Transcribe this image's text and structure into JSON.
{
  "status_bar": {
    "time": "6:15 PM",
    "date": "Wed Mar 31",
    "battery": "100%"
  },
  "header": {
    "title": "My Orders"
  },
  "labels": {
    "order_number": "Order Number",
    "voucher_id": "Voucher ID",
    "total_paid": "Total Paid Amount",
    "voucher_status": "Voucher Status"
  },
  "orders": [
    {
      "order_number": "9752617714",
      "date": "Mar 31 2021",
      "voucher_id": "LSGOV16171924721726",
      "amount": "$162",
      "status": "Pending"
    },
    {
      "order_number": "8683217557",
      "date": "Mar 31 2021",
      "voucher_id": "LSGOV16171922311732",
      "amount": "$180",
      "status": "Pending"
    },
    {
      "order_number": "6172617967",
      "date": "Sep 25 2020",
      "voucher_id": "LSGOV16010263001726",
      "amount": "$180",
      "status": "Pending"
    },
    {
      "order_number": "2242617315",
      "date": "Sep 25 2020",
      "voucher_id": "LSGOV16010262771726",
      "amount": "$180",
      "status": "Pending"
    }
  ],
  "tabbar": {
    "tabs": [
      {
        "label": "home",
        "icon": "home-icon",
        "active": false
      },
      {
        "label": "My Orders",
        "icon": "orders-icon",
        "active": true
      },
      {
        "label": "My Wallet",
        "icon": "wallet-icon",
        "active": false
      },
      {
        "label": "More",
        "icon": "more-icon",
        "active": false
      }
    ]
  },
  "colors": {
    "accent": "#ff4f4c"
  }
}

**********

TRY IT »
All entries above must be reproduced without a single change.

EXERCISE RESPONSE »
Transcribe this image's text and structure into JSON.
{
  "status_bar": {
    "time": "6:15 PM",
    "date": "Wed Mar 31",
    "battery": "100%"
  },
  "header": {
    "title": "My Orders"
  },
  "labels": {
    "order_number": "Order Number",
    "voucher_id": "Voucher ID",
    "total_paid": "Total Paid Amount",
    "voucher_status": "Voucher Status"
  },
  "orders": [
    {
      "order_number": "9752617714",
      "date": "Mar 31 2021",
      "voucher_id": "LSGOV16171924721726",
      "amount": "$162",
      "status": "Pending"
    },
    {
      "order_number": "8683217557",
      "date": "Mar 31 2021",
      "voucher_id": "LSGOV16171922311732",
      "amount": "$180",
      "status": "Pending"
    },
    {
      "order_number": "6172617967",
      "date": "Sep 25 2020",
      "voucher_id": "LSGOV16010263001726",
      "amount": "$180",
      "status": "Pending"
    },
    {
      "order_number": "2242617315",
      "date": "Sep 25 2020",
      "voucher_id": "LSGOV16010262771726",
      "amount": "$180",
      "status": "Pending"
    }
  ],
  "tabbar": {
    "tabs": [
      {
        "label": "home",
        "icon": "home-icon",
        "active": false
      },
      {
        "label": "My Orders",
        "icon": "orders-icon",
        "active": true
      },
      {
        "label": "My Wallet",
        "icon": "wallet-icon",
        "active": false
      },
      {
        "label": "More",
        "icon": "more-icon",
        "active": false
      }
    ]
  },
  "colors": {
    "accent": "#ff4f4c"
  }
}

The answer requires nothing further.